Dollar falls as weak US data supports dovish Fed view
17/Apr/2015 • Currency Updates•
Mixed economic news across the pond caused the Pound to climb versus the Dollar for the fourth day this week, finishing the London trading session 0.6% higher.
The UK will still be in deficit in 2020 according to an IMF report released on Thursday. Revised forecasts suggest that the gap between spending and taxes will yield a £7 billion deficit in 2019-20, compared to a previous report from the Office for Budget Responsibility that forecast a £7 billion surplus. This will no doubt weigh on the conservatives election campaign as they, unlike Labour, are committed to generating a surplus in the overall budget.
A poll of property surveyors in the UK showed that a net balance of 21% of surveyors reported increases in house prices in March. Properties in the UK outside of London and the North are experiencing a “worrying” trend according to the report, with those surveyors recording price increases now outnumbering those recording falls by nearly a quarter.
Another busy Friday will begin in the UK with the release of unemployment data and average earnings from the Office for National Statistics at 9.30am.
Concerns over the future of Greece hit the headlines again on Thursday, although markets continue to overlook this, with the Euro appreciating by 0.1% on Sterling and by 0.6% on the Dollar.
Fears of a debt default in Greece resurfaced yesterday after it was claimed the Greek government had an informal approach to the IMF rebuffed. This sent the country’s borrowing costs soaring, with Greek three-year bond yields jumping more than 3.5% to around 27%. However, Greek Finance Minister Yanis Varoufakis denied the government had asked for a delay, while Managing Director of the International Monetary Fund Christine Lagarde all-but ruled out giving Greece more time to repay its loan. Speaking at a press conference in Washington, Lagarde claimed a move would be unwelcome, unprecedented and something that she herself would certainly not support.

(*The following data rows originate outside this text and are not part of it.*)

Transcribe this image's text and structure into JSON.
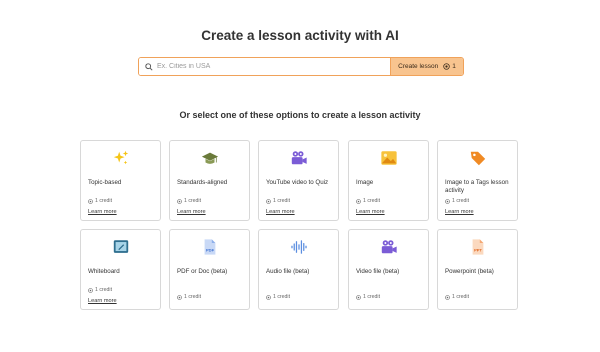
{
  "header": {
    "title": "Create a lesson activity with AI"
  },
  "search": {
    "placeholder": "Ex. Cities in USA",
    "value": ""
  },
  "create_button": {
    "label": "Create lesson",
    "cost": "1"
  },
  "options_heading": "Or select one of these options to create a lesson activity",
  "cards": [
    {
      "title": "Topic-based",
      "credit": "1 credit",
      "learn_more": "Learn more",
      "icon": "sparkles-icon"
    },
    {
      "title": "Standards-aligned",
      "credit": "1 credit",
      "learn_more": "Learn more",
      "icon": "graduation-cap-icon"
    },
    {
      "title": "YouTube video to Quiz",
      "credit": "1 credit",
      "learn_more": "Learn more",
      "icon": "video-camera-icon"
    },
    {
      "title": "Image",
      "credit": "1 credit",
      "learn_more": "Learn more",
      "icon": "image-icon"
    },
    {
      "title": "Image to a Tags lesson activity",
      "credit": "1 credit",
      "learn_more": "Learn more",
      "icon": "tag-icon"
    },
    {
      "title": "Whiteboard",
      "credit": "1 credit",
      "learn_more": "Learn more",
      "icon": "whiteboard-icon"
    },
    {
      "title": "PDF or Doc (beta)",
      "credit": "1 credit",
      "icon": "pdf-file-icon"
    },
    {
      "title": "Audio file (beta)",
      "credit": "1 credit",
      "icon": "audio-wave-icon"
    },
    {
      "title": "Video file (beta)",
      "credit": "1 credit",
      "icon": "video-camera-icon"
    },
    {
      "title": "Powerpoint (beta)",
      "credit": "1 credit",
      "icon": "ppt-file-icon"
    }
  ],
  "colors": {
    "accent": "#f8c48f",
    "accent_border": "#f0a25a",
    "icon_purple": "#7b5cd6",
    "icon_orange": "#f08a24"
  }
}
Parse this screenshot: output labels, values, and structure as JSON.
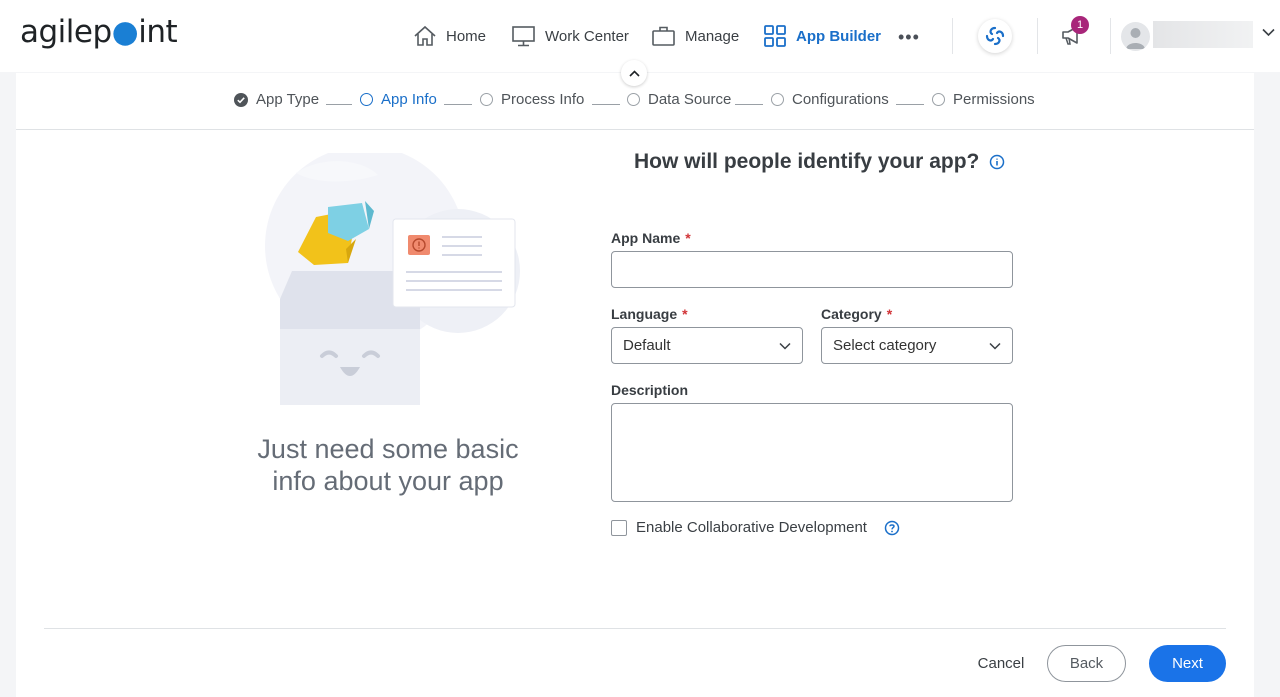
{
  "header": {
    "logo_text_pre": "agilep",
    "logo_text_post": "int",
    "nav": [
      {
        "label": "Home",
        "icon": "home-icon"
      },
      {
        "label": "Work Center",
        "icon": "monitor-icon"
      },
      {
        "label": "Manage",
        "icon": "briefcase-icon"
      },
      {
        "label": "App Builder",
        "icon": "grid-icon"
      }
    ],
    "more_label": "•••",
    "notification_count": "1",
    "colors": {
      "accent": "#1a6fc9",
      "badge": "#a8267a",
      "primary_button": "#1a73e8"
    }
  },
  "stepper": {
    "steps": [
      {
        "label": "App Type",
        "state": "done"
      },
      {
        "label": "App Info",
        "state": "current"
      },
      {
        "label": "Process Info",
        "state": "pending"
      },
      {
        "label": "Data Source",
        "state": "pending"
      },
      {
        "label": "Configurations",
        "state": "pending"
      },
      {
        "label": "Permissions",
        "state": "pending"
      }
    ]
  },
  "left_panel": {
    "tagline": "Just need some basic info about your app"
  },
  "form": {
    "title": "How will people identify your app?",
    "app_name": {
      "label": "App Name",
      "required": "*",
      "value": "",
      "placeholder": ""
    },
    "language": {
      "label": "Language",
      "required": "*",
      "value": "Default"
    },
    "category": {
      "label": "Category",
      "required": "*",
      "value": "Select category"
    },
    "description": {
      "label": "Description",
      "value": ""
    },
    "collaborative": {
      "label": "Enable Collaborative Development",
      "checked": false
    }
  },
  "footer": {
    "cancel_label": "Cancel",
    "back_label": "Back",
    "next_label": "Next"
  }
}
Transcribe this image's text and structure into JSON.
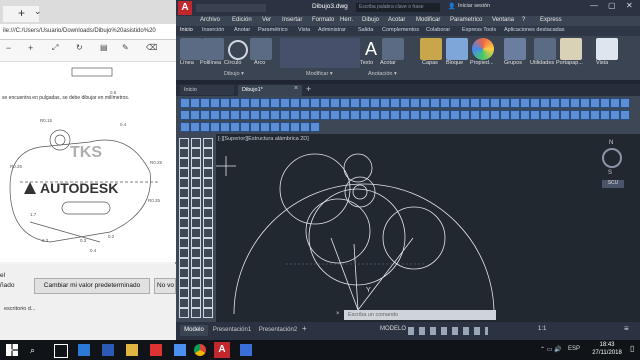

Meanwhile, Greece’s Prime Minister dispelled rumours of a default by claiming he was “firmly optimistic” a deal with creditors would be reached in time.
Any surprises in the revised March inflation data for the Eurozone this morning will likely cause Euro volatility when announced at 10am London time.
Wednesday’s gains were eliminated yesterday as the US Dollar declined by 0.6% versus its peers.
There was more soft data out in the US on Thursday. Initial claims for jobless benefits rose last week by 12,000 to a seasonally adjusted 294,000. While this marked the sixth consecutive week jobless claims were below 300,000, the four-week moving average, considered a more representative measure of the labour market, ticked upwards by 250 to 282,750. Continued jobless claims, which run on an additional one week lag, surprised on the upside, decreasing by 40,000 to 2.268M.
The number of new family homes constructed in the US in March increased on a month previous, although still fell short of expectations. The housing starts measure from the US Census Bureau came in at 0.926 million having last month fallen to its lowest reading since November 2013. Permits for the construction of new buildings also fell, down by around 70,000 to just under 1.04 million, after the economy stumbled at the beginning of the year under the weight of harsh winter weather. In other news, the Philly Fed manufacturing survey rose above expectations to 7.5 after a jump in the number of hires in the sector so far this month.
Having fallen into negative in January, inflation in the US is expected to have remained static in March for a second consecutive month, when released by the US Bureau of Labor Statistics at 1:30pm this afternoon.